The final question is whether Weasler's 27 years of employment in the District mitigate against his discharge? In this case, I don't believe so. This was serious misconduct that received local publicity that shed a negative light on both the District and Weasler. It also had the affect of undermining his role model status, and created the appearance that he was not supportive of the District's attempt to instill in students that marijuana use is inappropriate. Because teachers are held to higher standards of conduct than others, his actions compromised his role model status in the eyes of the District to such an extent that they believed he was no longer employable. Clearly, that was a subjective determination, but one that was supported by the testimony of District parents and taxpayers. Therefore, the undersigned is persuaded the District established it had just cause to terminate Weasler.

Based upon the foregoing and the record as a whole, the undersigned enters the following


The District did have just cause to terminate music teacher Weasler pursuant to Article VI, B of the parties' collective bargaining agreement.
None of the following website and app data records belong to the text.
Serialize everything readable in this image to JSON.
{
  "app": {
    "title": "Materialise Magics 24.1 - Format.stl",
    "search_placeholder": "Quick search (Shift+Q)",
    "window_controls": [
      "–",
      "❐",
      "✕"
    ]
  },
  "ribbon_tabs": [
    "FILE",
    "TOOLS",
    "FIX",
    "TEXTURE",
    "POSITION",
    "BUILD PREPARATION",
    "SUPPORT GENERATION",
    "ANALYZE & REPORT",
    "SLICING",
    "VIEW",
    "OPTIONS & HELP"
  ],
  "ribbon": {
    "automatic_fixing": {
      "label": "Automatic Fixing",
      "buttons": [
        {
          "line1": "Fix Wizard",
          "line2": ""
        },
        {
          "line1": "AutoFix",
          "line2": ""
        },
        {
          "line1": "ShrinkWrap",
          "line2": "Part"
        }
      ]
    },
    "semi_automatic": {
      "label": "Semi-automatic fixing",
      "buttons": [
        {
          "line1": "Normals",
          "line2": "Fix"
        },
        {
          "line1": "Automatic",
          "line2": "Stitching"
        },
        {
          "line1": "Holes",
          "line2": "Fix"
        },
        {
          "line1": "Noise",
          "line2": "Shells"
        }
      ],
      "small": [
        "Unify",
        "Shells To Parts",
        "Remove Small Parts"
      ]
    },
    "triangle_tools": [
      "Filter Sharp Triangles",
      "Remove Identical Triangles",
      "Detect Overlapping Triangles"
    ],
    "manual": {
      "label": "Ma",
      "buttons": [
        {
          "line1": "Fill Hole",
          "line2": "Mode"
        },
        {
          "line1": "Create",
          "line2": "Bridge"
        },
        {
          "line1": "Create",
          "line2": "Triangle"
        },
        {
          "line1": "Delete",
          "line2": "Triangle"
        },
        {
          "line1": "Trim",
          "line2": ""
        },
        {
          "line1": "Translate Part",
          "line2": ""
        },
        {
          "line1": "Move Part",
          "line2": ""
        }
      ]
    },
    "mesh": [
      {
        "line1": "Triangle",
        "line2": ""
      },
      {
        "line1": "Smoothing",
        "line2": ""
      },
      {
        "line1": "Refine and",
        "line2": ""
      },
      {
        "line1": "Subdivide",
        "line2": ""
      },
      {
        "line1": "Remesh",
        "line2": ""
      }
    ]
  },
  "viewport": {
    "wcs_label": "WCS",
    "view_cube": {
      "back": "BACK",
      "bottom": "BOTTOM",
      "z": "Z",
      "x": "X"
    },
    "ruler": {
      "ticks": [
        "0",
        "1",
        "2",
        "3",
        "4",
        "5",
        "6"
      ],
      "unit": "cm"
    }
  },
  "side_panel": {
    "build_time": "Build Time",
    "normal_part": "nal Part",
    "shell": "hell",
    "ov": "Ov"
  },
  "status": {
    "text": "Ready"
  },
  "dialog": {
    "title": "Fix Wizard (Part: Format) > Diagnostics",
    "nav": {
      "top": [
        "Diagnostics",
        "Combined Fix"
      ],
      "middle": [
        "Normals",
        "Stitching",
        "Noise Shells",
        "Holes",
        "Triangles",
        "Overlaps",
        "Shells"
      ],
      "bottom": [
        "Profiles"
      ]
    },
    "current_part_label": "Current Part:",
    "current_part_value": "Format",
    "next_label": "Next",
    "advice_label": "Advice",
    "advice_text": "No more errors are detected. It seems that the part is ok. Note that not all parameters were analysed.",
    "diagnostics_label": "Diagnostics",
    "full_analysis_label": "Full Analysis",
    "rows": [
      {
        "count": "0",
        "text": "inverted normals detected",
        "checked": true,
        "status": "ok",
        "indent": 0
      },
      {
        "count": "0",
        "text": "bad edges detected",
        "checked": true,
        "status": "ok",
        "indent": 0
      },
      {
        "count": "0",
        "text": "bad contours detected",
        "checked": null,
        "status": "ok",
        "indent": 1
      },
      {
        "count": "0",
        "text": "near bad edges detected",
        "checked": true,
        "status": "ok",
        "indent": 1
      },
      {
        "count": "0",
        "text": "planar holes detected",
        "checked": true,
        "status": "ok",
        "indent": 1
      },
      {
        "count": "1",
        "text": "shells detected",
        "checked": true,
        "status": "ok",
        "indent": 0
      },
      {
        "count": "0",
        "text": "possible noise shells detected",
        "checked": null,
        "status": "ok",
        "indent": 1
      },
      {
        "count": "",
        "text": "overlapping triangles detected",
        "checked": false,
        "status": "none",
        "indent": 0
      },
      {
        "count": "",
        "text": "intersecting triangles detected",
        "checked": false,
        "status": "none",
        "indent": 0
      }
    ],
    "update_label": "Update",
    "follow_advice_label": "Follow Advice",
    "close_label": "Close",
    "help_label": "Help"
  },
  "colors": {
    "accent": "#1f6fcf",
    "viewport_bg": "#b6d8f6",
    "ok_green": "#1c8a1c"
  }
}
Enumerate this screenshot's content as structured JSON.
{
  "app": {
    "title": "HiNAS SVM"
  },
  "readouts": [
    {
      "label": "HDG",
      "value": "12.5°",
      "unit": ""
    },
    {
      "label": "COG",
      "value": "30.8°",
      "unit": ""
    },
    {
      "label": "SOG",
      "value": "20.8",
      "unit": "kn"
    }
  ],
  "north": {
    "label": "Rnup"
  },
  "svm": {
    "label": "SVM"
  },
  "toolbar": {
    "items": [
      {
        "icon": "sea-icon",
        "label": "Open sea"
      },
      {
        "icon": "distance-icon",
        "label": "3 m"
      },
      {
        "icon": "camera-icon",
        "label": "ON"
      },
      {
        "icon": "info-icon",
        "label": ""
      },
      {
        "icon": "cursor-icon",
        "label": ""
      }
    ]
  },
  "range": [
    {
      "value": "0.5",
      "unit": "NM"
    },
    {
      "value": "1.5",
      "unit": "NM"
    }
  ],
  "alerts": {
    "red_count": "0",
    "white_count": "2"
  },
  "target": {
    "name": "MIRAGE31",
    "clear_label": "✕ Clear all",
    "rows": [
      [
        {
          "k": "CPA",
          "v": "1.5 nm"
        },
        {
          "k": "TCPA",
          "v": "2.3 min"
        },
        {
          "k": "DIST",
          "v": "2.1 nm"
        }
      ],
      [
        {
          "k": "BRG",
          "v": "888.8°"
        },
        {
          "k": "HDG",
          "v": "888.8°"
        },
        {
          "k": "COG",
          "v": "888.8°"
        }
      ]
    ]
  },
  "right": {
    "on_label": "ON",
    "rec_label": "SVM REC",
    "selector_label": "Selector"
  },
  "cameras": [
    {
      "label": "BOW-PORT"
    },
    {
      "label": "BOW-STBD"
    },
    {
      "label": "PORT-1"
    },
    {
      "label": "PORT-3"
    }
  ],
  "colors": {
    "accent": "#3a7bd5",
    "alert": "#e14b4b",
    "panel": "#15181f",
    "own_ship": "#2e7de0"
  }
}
Therefore, the grievance is denied. (1)

Dated at Madison, Wisconsin, this 28th day of August, 1997.

By Thomas L. Yaeger /s/

Thomas L. Yaeger, Arbitrator

1. The undersigned was advised by the parties on August 27, 1997, that Weasler pled no contest to one charge of keeping a dwelling which is resorted to by persons using controlled substances.